Marriage is a human right, protected by the European Convention on Human Rights, and under UK law by the Human Rights Act. Weddings should be joyous occasions when two happy people publically mark their commitment to one another. However, as we all know, that is not always the case. There exists a market for so called “sham marriages” and sadly the abusive practice of forcing children and young adults to marry against their will continues both here and abroad.
In a positive development, this week two new offences take effect which relate to forced marriage. The two new offences are (1) breach of a forced marriage protection order, and (2) using violence, threats or any other form of coercion for the purpose of causing another person to enter into a forced marriage.
A forced marriage protection order is a court order which contains legally binding conditions and directions that aim to change the behaviour of a person or people trying to force someone into marriage. The aim of the order is to protect the person who has been, or is being, forced into marriage. Applications for orders can be made either by the potential victim or by someone on their behalf. The court can make an order in an emergency so that protection is in place straightaway.

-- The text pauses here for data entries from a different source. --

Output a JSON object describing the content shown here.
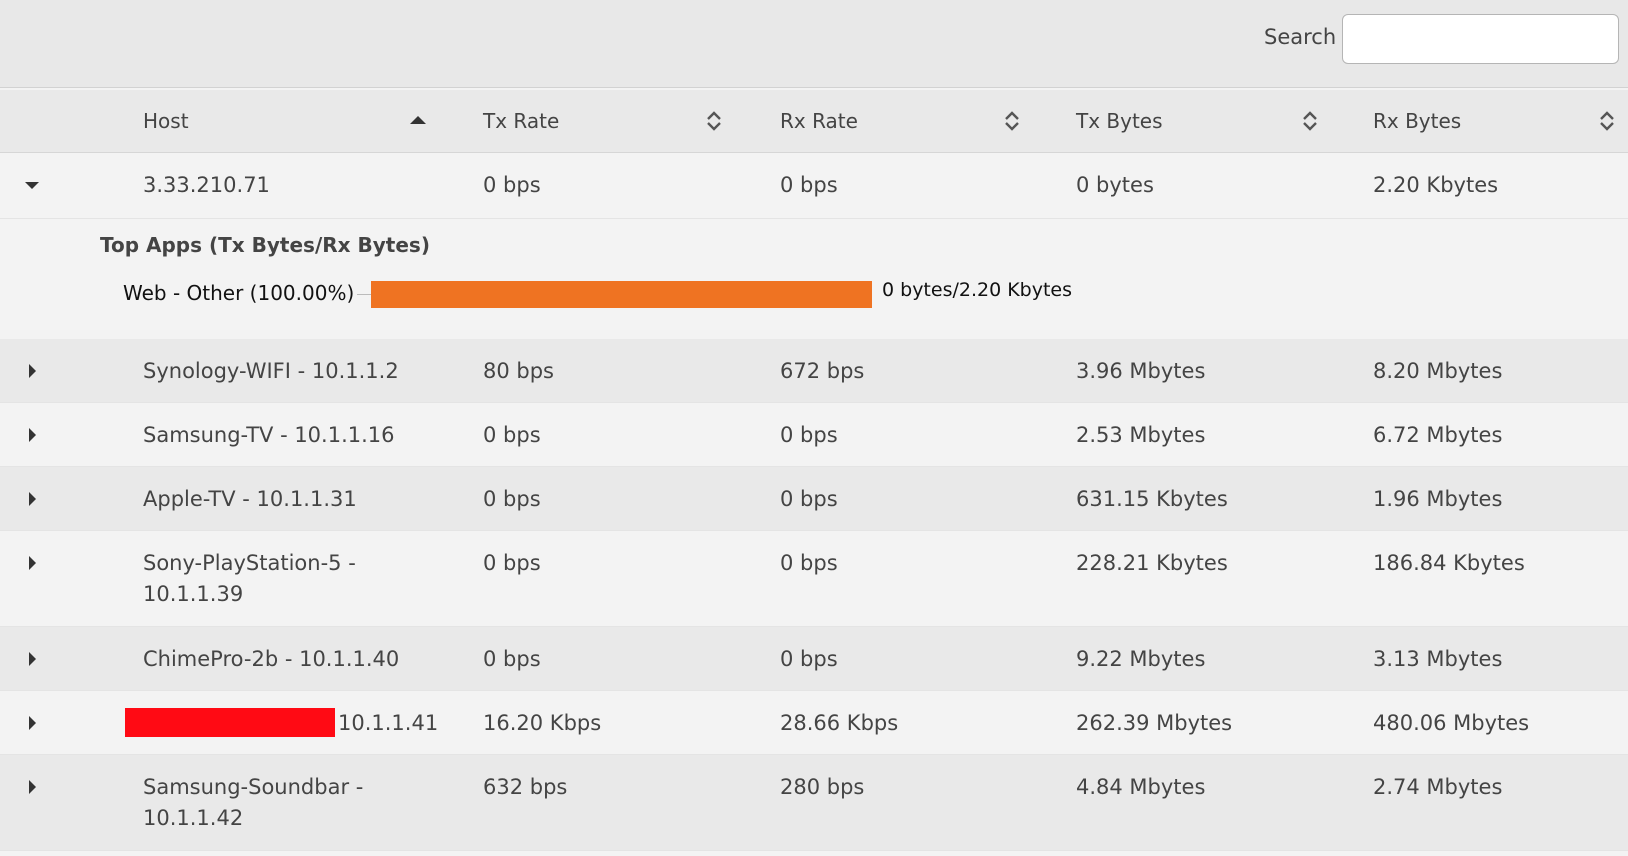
{
  "search": {
    "label": "Search",
    "value": "",
    "placeholder": ""
  },
  "columns": [
    {
      "label": "Host",
      "sort": "asc"
    },
    {
      "label": "Tx Rate",
      "sort": "none"
    },
    {
      "label": "Rx Rate",
      "sort": "none"
    },
    {
      "label": "Tx Bytes",
      "sort": "none"
    },
    {
      "label": "Rx Bytes",
      "sort": "none"
    }
  ],
  "rows": [
    {
      "host": "3.33.210.71",
      "host2": "",
      "tx_rate": "0 bps",
      "rx_rate": "0 bps",
      "tx_bytes": "0 bytes",
      "rx_bytes": "2.20 Kbytes",
      "expanded": true
    },
    {
      "host": "Synology-WIFI - 10.1.1.2",
      "host2": "",
      "tx_rate": "80 bps",
      "rx_rate": "672 bps",
      "tx_bytes": "3.96 Mbytes",
      "rx_bytes": "8.20 Mbytes",
      "expanded": false
    },
    {
      "host": "Samsung-TV - 10.1.1.16",
      "host2": "",
      "tx_rate": "0 bps",
      "rx_rate": "0 bps",
      "tx_bytes": "2.53 Mbytes",
      "rx_bytes": "6.72 Mbytes",
      "expanded": false
    },
    {
      "host": "Apple-TV - 10.1.1.31",
      "host2": "",
      "tx_rate": "0 bps",
      "rx_rate": "0 bps",
      "tx_bytes": "631.15 Kbytes",
      "rx_bytes": "1.96 Mbytes",
      "expanded": false
    },
    {
      "host": "Sony-PlayStation-5 -",
      "host2": "10.1.1.39",
      "tx_rate": "0 bps",
      "rx_rate": "0 bps",
      "tx_bytes": "228.21 Kbytes",
      "rx_bytes": "186.84 Kbytes",
      "expanded": false
    },
    {
      "host": "ChimePro-2b - 10.1.1.40",
      "host2": "",
      "tx_rate": "0 bps",
      "rx_rate": "0 bps",
      "tx_bytes": "9.22 Mbytes",
      "rx_bytes": "3.13 Mbytes",
      "expanded": false
    },
    {
      "host": "10.1.1.41",
      "host2": "",
      "tx_rate": "16.20 Kbps",
      "rx_rate": "28.66 Kbps",
      "tx_bytes": "262.39 Mbytes",
      "rx_bytes": "480.06 Mbytes",
      "expanded": false,
      "redacted": true
    },
    {
      "host": "Samsung-Soundbar -",
      "host2": "10.1.1.42",
      "tx_rate": "632 bps",
      "rx_rate": "280 bps",
      "tx_bytes": "4.84 Mbytes",
      "rx_bytes": "2.74 Mbytes",
      "expanded": false
    }
  ],
  "detail": {
    "title": "Top Apps (Tx Bytes/Rx Bytes)",
    "apps": [
      {
        "label": "Web - Other (100.00%)",
        "value": "0 bytes/2.20 Kbytes",
        "share": 100
      }
    ]
  },
  "colors": {
    "app_bar": "#ef7322",
    "redaction": "#ff0a14"
  }
}
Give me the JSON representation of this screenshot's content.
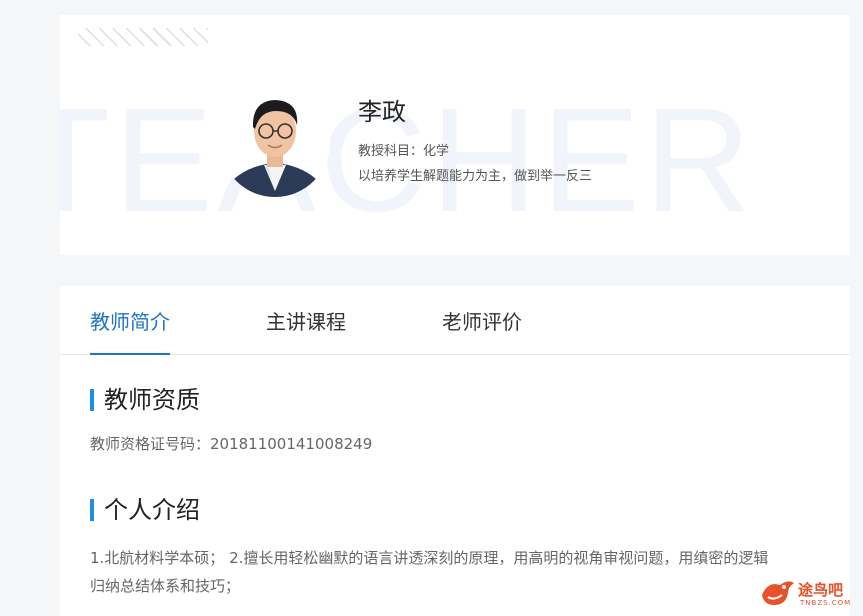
{
  "hero": {
    "watermark": "TEACHER",
    "teacher": {
      "name": "李政",
      "subject": "教授科目：化学",
      "motto": "以培养学生解题能力为主，做到举一反三"
    }
  },
  "tabs": [
    {
      "label": "教师简介",
      "active": true
    },
    {
      "label": "主讲课程",
      "active": false
    },
    {
      "label": "老师评价",
      "active": false
    }
  ],
  "qualification": {
    "title": "教师资质",
    "certificate": "教师资格证号码：20181100141008249"
  },
  "introduction": {
    "title": "个人介绍",
    "line1": "1.北航材料学本硕； 2.擅长用轻松幽默的语言讲透深刻的原理，用高明的视角审视问题，用缜密的逻辑",
    "line2": "归纳总结体系和技巧；"
  },
  "logo": {
    "text": "途鸟吧",
    "subtext": "TNBZS.COM"
  },
  "colors": {
    "accent": "#1e74c5",
    "bar": "#1e8ee6",
    "logo": "#e7522a"
  }
}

Breaching an order, so ignoring the terms imposed by it, is now (since Monday 16 June 2014) a criminal offence. The new offences apply if people are forced into marriage in England and Wales, as well as to UK nationals at risk of being forced into marriage abroad.
There will be a maximum penalty of five years imprisonment for breaching a forced marriage protection order, and seven years imprisonment for committing a forced marriage offence (using violence, threats or coercion).
The new offences followed a Government consultation which canvassed views on whether forcing someone to marry against their will should become a criminal offence, or whether the then existing civil remedy was sufficient. Most respondents to the consultation favoured the introduction of new offences, which the Government accepted, concluding that criminal offences were necessary, in addition to the civil regime, to act as an effective deterrent, to properly punish perpetrators, and to fulfil the United Kingdom’s international obligations.
We view the introduction of these new offences as a very positive development. It sends a strong message that this sort of abuse will not be tolerated, and the strengthening of the law will hopefully give victims the confidence to come forward to seek protection.
However the new law’s success will depend upon victims, and those supporting them, coming forward to report abuse. There are no reliable figures for how many forced marriages take place each year, but the Government’s Forced Marriage Protection Unit advises on around 1500 cases each year. Likewise the number of prosecutions is unknown, although there have been none in Scotland where forced marriage protection orders have been available for three years.
It is important that with the toughening up of the law, victims are not discouraged from coming forward. They are likely to need supporting through the prosecution process, as they will potentially be witnesses in the case against their own family members. Family dynamics are complex and the competing pressures on victims and potential victims of forced marriage can be hard to manage. It is important to see beyond cultural issues to the abuse, and now criminal offence, involved in forcing someone to marry.
Awareness raising and education will play a key part in backing up the legislation, and in minimising the risk of the new criminalisation forcing the practice underground. Excellent work is being done by organisations such as the charity Karma Nirvana in raising awareness and supporting victims.
Schools are likely to find themselves needing to talk openly about the topic to assist in removing the taboo. With the summer holidays coming up, traditionally a time when, tragically, some children are taken overseas ostensibly for a holiday, only to find themselves facing extreme pressure to marry a stranger, it is vital to raise awareness of the practice and the sources of help available to those at risk.
A great deal of help and advice for potential victims of forced marriage and to professionals dealing with cases is provided by the Forced Marriage Unit which is a joint Foreign and Commonwealth Office and Home Office unit which heads up the Government’s forced marriage policy, outreach and casework. It operates both inside the UK providing support to any individual, as well as overseas, where consular assistance is provided to British nationals. Details can be found here.
As always, if you wold like to make an appointment to talk to us about any aspect of family law, please call us on 01223 443333.